> [Entries from a dataset of interfaces]:

----------------

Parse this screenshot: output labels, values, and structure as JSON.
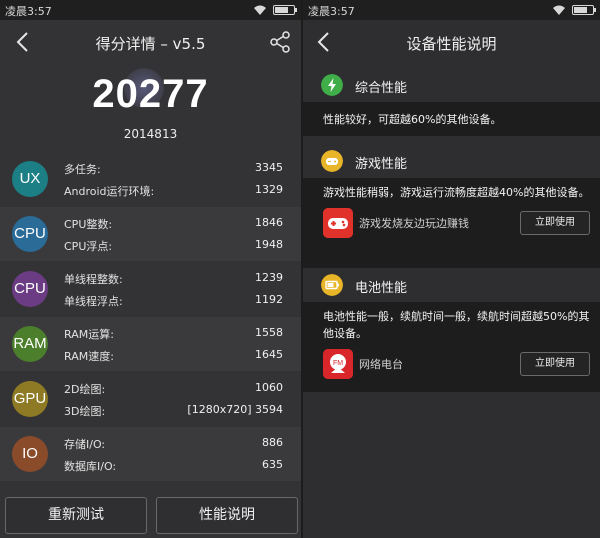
{
  "status": {
    "time_left": "凌晨3:57",
    "time_right": "凌晨3:57"
  },
  "left": {
    "title": "得分详情 – v5.5",
    "score": "20277",
    "device": "2014813",
    "categories": [
      {
        "abbr": "UX",
        "color": "#1d7f86",
        "rows": [
          {
            "label": "多任务:",
            "value": "3345"
          },
          {
            "label": "Android运行环境:",
            "value": "1329"
          }
        ]
      },
      {
        "abbr": "CPU",
        "color": "#2a6b98",
        "rows": [
          {
            "label": "CPU整数:",
            "value": "1846"
          },
          {
            "label": "CPU浮点:",
            "value": "1948"
          }
        ]
      },
      {
        "abbr": "CPU",
        "color": "#6b3c84",
        "rows": [
          {
            "label": "单线程整数:",
            "value": "1239"
          },
          {
            "label": "单线程浮点:",
            "value": "1192"
          }
        ]
      },
      {
        "abbr": "RAM",
        "color": "#4c7f2c",
        "rows": [
          {
            "label": "RAM运算:",
            "value": "1558"
          },
          {
            "label": "RAM速度:",
            "value": "1645"
          }
        ]
      },
      {
        "abbr": "GPU",
        "color": "#8e7a25",
        "rows": [
          {
            "label": "2D绘图:",
            "value": "1060"
          },
          {
            "label": "3D绘图:",
            "value": "[1280x720] 3594"
          }
        ]
      },
      {
        "abbr": "IO",
        "color": "#8a4b2a",
        "rows": [
          {
            "label": "存储I/O:",
            "value": "886"
          },
          {
            "label": "数据库I/O:",
            "value": "635"
          }
        ]
      }
    ],
    "buttons": {
      "retest": "重新测试",
      "explain": "性能说明"
    }
  },
  "right": {
    "title": "设备性能说明",
    "sections": [
      {
        "icon": "lightning-icon",
        "color": "#3fae49",
        "title": "综合性能",
        "text": "性能较好，可超越60%的其他设备。"
      },
      {
        "icon": "gamepad-icon",
        "color": "#e7b527",
        "title": "游戏性能",
        "text": "游戏性能稍弱，游戏运行流畅度超越40%的其他设备。",
        "app": "游戏发烧友边玩边赚钱",
        "button": "立即使用"
      },
      {
        "icon": "battery-icon",
        "color": "#e7b527",
        "title": "电池性能",
        "text": "电池性能一般，续航时间一般，续航时间超越50%的其他设备。",
        "app": "网络电台",
        "button": "立即使用"
      }
    ]
  }
}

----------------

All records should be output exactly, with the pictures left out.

Parse this screenshot: output labels, values, and structure as JSON.
{
  "status": {
    "time_left": "凌晨3:57",
    "time_right": "凌晨3:57"
  },
  "left": {
    "title": "得分详情 – v5.5",
    "score": "20277",
    "device": "2014813",
    "categories": [
      {
        "abbr": "UX",
        "color": "#1d7f86",
        "rows": [
          {
            "label": "多任务:",
            "value": "3345"
          },
          {
            "label": "Android运行环境:",
            "value": "1329"
          }
        ]
      },
      {
        "abbr": "CPU",
        "color": "#2a6b98",
        "rows": [
          {
            "label": "CPU整数:",
            "value": "1846"
          },
          {
            "label": "CPU浮点:",
            "value": "1948"
          }
        ]
      },
      {
        "abbr": "CPU",
        "color": "#6b3c84",
        "rows": [
          {
            "label": "单线程整数:",
            "value": "1239"
          },
          {
            "label": "单线程浮点:",
            "value": "1192"
          }
        ]
      },
      {
        "abbr": "RAM",
        "color": "#4c7f2c",
        "rows": [
          {
            "label": "RAM运算:",
            "value": "1558"
          },
          {
            "label": "RAM速度:",
            "value": "1645"
          }
        ]
      },
      {
        "abbr": "GPU",
        "color": "#8e7a25",
        "rows": [
          {
            "label": "2D绘图:",
            "value": "1060"
          },
          {
            "label": "3D绘图:",
            "value": "[1280x720] 3594"
          }
        ]
      },
      {
        "abbr": "IO",
        "color": "#8a4b2a",
        "rows": [
          {
            "label": "存储I/O:",
            "value": "886"
          },
          {
            "label": "数据库I/O:",
            "value": "635"
          }
        ]
      }
    ],
    "buttons": {
      "retest": "重新测试",
      "explain": "性能说明"
    }
  },
  "right": {
    "title": "设备性能说明",
    "sections": [
      {
        "icon": "lightning-icon",
        "color": "#3fae49",
        "title": "综合性能",
        "text": "性能较好，可超越60%的其他设备。"
      },
      {
        "icon": "gamepad-icon",
        "color": "#e7b527",
        "title": "游戏性能",
        "text": "游戏性能稍弱，游戏运行流畅度超越40%的其他设备。",
        "app": "游戏发烧友边玩边赚钱",
        "button": "立即使用"
      },
      {
        "icon": "battery-icon",
        "color": "#e7b527",
        "title": "电池性能",
        "text": "电池性能一般，续航时间一般，续航时间超越50%的其他设备。",
        "app": "网络电台",
        "button": "立即使用"
      }
    ]
  }
}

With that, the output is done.